Could electricity help stroke survivors regain control of their legs and return to mobility?
It’s a question Assistant Professor James Finley and Professor Carolee Winstein, both from the USC Division of Biokinesiology and Physical Therapy, hope to answer with a new study that could transform the way physical therapists help stroke survivors get back on their feet.
Finley and Winstein were recently awarded an Innovative Research Grant by the American Heart Association/American Stroke Association (AHA/ASA) to study the use of non-invasive electrical stimulation to improve stroke survivors’ walking ability.
The study builds on neuromodulation, a promising treatment during which electrical or magnetic stimulation is applied outside the body to treat problems ranging from spinal cord injury to depression.
Finley’s research uses the treatment in a completely different way to treat stroke survivors, applying external non-invasive electrical stimulation directly to the spine, instead of the brain where it is most often used.
“What we’re saying is, ‘Sure the brain is important, but we don’t want to ignore the role of the spinal cord, particularly as it pertains to walking,’” Finley said.
If his proof-of-concept study is successful, it could offer physical therapists a new treatment to get stroke survivors back on their feet.
According to the Centers for Disease Control, more than 795,000 people have a stroke in the United States each year — one every 40 seconds — with more than 600,000 surviving. Stroke is also the leading cause of serious long-term disability.
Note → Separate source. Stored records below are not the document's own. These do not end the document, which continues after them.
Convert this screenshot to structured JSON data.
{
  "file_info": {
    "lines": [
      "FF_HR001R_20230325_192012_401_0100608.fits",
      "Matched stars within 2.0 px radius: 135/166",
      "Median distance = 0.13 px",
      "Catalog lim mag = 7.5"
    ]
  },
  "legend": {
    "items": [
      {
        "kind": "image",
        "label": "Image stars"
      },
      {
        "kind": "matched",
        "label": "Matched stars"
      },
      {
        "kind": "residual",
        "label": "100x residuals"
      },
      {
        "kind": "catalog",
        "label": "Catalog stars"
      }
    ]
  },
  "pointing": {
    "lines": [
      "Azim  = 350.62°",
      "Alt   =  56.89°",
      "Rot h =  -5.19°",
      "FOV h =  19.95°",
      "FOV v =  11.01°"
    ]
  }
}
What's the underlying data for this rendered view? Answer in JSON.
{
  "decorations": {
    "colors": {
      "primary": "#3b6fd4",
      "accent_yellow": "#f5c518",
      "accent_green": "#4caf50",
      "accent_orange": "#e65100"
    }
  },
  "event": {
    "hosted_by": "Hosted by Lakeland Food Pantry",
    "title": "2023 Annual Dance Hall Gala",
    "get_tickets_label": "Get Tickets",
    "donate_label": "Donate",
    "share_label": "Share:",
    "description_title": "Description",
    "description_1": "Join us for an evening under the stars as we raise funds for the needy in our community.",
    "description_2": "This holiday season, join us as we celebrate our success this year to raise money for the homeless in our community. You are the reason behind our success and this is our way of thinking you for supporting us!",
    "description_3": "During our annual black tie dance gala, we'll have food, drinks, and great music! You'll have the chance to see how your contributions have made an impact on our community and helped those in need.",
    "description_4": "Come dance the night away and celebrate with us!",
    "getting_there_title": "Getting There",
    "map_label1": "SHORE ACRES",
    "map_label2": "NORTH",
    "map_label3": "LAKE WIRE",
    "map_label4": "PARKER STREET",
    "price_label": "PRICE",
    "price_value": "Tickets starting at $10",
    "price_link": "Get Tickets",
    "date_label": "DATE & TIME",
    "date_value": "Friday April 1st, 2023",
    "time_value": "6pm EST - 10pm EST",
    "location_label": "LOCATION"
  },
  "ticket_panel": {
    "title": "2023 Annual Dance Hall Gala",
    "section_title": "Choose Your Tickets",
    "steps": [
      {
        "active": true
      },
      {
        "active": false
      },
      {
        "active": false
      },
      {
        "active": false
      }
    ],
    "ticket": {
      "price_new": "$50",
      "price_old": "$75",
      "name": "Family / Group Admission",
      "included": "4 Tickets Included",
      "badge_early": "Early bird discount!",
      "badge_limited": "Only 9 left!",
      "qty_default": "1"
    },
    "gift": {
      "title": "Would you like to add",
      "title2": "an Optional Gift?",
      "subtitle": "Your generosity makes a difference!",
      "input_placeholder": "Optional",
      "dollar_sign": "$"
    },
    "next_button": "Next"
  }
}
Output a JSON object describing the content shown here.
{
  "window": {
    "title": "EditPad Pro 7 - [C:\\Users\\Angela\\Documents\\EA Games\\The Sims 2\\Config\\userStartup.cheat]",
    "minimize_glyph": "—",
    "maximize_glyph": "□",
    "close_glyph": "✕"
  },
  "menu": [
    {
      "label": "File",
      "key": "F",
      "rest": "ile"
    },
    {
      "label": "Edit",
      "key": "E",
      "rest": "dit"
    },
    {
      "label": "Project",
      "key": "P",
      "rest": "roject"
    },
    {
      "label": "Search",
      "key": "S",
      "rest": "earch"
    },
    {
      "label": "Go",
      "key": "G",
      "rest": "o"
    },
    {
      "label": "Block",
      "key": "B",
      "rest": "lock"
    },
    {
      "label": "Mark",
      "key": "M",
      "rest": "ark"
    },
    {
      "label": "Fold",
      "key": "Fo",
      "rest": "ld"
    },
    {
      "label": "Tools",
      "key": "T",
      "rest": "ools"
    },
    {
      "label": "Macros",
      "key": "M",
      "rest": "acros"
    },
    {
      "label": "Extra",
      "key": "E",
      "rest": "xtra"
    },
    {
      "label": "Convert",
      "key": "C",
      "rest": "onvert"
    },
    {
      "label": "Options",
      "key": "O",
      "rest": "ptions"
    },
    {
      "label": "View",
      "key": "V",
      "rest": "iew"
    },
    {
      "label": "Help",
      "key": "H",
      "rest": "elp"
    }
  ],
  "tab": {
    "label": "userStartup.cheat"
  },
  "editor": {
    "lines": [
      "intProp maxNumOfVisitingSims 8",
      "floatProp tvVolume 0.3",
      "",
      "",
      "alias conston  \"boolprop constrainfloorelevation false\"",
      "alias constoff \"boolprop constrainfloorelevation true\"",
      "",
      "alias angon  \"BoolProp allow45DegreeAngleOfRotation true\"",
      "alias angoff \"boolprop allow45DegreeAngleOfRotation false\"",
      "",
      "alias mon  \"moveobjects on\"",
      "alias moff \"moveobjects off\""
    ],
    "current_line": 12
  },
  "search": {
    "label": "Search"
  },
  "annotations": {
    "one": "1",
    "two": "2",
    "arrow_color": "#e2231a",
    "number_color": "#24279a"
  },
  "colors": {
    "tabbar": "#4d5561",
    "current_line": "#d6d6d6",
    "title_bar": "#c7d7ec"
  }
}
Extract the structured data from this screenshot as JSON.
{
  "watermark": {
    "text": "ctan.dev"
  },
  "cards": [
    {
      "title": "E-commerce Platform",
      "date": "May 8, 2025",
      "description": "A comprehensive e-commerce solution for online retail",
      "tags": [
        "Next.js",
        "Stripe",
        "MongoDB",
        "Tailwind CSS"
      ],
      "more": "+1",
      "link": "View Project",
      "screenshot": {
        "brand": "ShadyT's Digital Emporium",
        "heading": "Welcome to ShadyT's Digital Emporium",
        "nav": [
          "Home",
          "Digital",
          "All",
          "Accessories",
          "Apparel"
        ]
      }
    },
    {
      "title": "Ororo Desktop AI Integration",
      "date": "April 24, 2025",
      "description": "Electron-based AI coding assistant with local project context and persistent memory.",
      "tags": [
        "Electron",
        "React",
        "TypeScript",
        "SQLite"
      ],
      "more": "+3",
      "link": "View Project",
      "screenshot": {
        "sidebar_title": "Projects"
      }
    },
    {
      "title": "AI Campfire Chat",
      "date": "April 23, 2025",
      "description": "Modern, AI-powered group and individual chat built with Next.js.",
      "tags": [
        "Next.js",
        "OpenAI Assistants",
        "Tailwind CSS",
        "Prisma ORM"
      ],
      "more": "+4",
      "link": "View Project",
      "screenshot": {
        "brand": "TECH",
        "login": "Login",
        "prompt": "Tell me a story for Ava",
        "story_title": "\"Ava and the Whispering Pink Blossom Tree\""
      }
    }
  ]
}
Finley’s study pairs the stroke rehabilitation expertise of the USC Division of Biokinesiology and Physical Therapy with spinal cord physiology expertise from the Edgerton Neuromuscular Research Laboratory at UCLA. The lab is led by V. Reggie Edgerton, who has been studying spinal cord physiology for more than 40 years.
Edgerton and his team have used electrical stimulation to treat patients with spinal cord injury. The researchers have published a number of studies that demonstrate significant changes in lower extremity function as a result of spinal cord electrical stimulation, Finley said.
We hope to be able to use electrical stimulation to actually show some short-term improvements in walking function or even control of the legs.
“We hope to be able to use electrical stimulation the same way in stroke survivors to actually show some short-term improvements in walking function or even control of the legs,” he added.
The study will be conducted in two phases. First, researchers will focus on asymmetry, determining which segments of the spinal cord, when stimulated, impact which muscle activity patterns in each leg.
Secondly, Finley’s team hopes to find optimal stimulation locations and combinations to help improve lower extremity function.
“If we could, for some subset of stroke survivors, actually improve their walking function beyond what is currently possible with standard techniques, we could imagine this becoming an actual intervention,” Finley explained.
High risk, high reward
Finley joined the USC division in 2013. He is the director of the Locomotor Control Laboratory and has devoted himself to better understand how locomotion is controlled and adapted in both healthy and injured neuromuscular systems.
The junior faculty member has two active grants and three completed grants totaling nearly $900,000.
Winstein has been a professor at the USC division since 1990. She runs the Motor Behavior and Neurorehabilitation Lab, which is focused on motor control and learning.
The AHA/ASA grant aims to support high-risk, high-reward research that could ultimately lead to critical discoveries or major advancements in the field of cardiovascular and stroke research.